*** Begin section ***

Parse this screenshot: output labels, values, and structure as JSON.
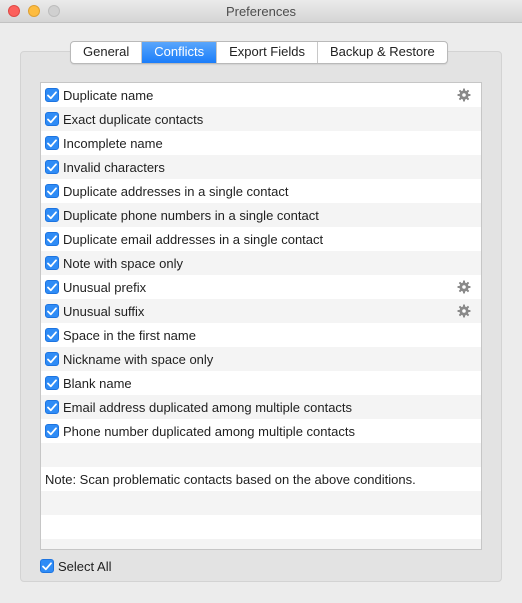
{
  "window": {
    "title": "Preferences"
  },
  "tabs": [
    {
      "label": "General",
      "active": false
    },
    {
      "label": "Conflicts",
      "active": true
    },
    {
      "label": "Export Fields",
      "active": false
    },
    {
      "label": "Backup & Restore",
      "active": false
    }
  ],
  "conditions": [
    {
      "label": "Duplicate name",
      "checked": true,
      "has_settings": true
    },
    {
      "label": "Exact duplicate contacts",
      "checked": true,
      "has_settings": false
    },
    {
      "label": "Incomplete name",
      "checked": true,
      "has_settings": false
    },
    {
      "label": "Invalid characters",
      "checked": true,
      "has_settings": false
    },
    {
      "label": "Duplicate addresses in a single contact",
      "checked": true,
      "has_settings": false
    },
    {
      "label": "Duplicate phone numbers in a single contact",
      "checked": true,
      "has_settings": false
    },
    {
      "label": "Duplicate email addresses in a single contact",
      "checked": true,
      "has_settings": false
    },
    {
      "label": "Note with space only",
      "checked": true,
      "has_settings": false
    },
    {
      "label": "Unusual prefix",
      "checked": true,
      "has_settings": true
    },
    {
      "label": "Unusual suffix",
      "checked": true,
      "has_settings": true
    },
    {
      "label": "Space in the first name",
      "checked": true,
      "has_settings": false
    },
    {
      "label": "Nickname with space only",
      "checked": true,
      "has_settings": false
    },
    {
      "label": "Blank name",
      "checked": true,
      "has_settings": false
    },
    {
      "label": "Email address duplicated among multiple contacts",
      "checked": true,
      "has_settings": false
    },
    {
      "label": "Phone number duplicated among multiple contacts",
      "checked": true,
      "has_settings": false
    }
  ],
  "note": "Note: Scan problematic contacts based on the above conditions.",
  "select_all": {
    "label": "Select All",
    "checked": true
  },
  "colors": {
    "accent": "#2f8cf6",
    "tab_active": "#1a7dfa"
  },
  "icons": {
    "settings": "gear-icon",
    "check": "checkmark-icon"
  }
}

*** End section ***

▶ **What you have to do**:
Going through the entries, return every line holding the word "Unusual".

▶ **Response to the task**:
      "label": "Unusual prefix",
      "label": "Unusual suffix",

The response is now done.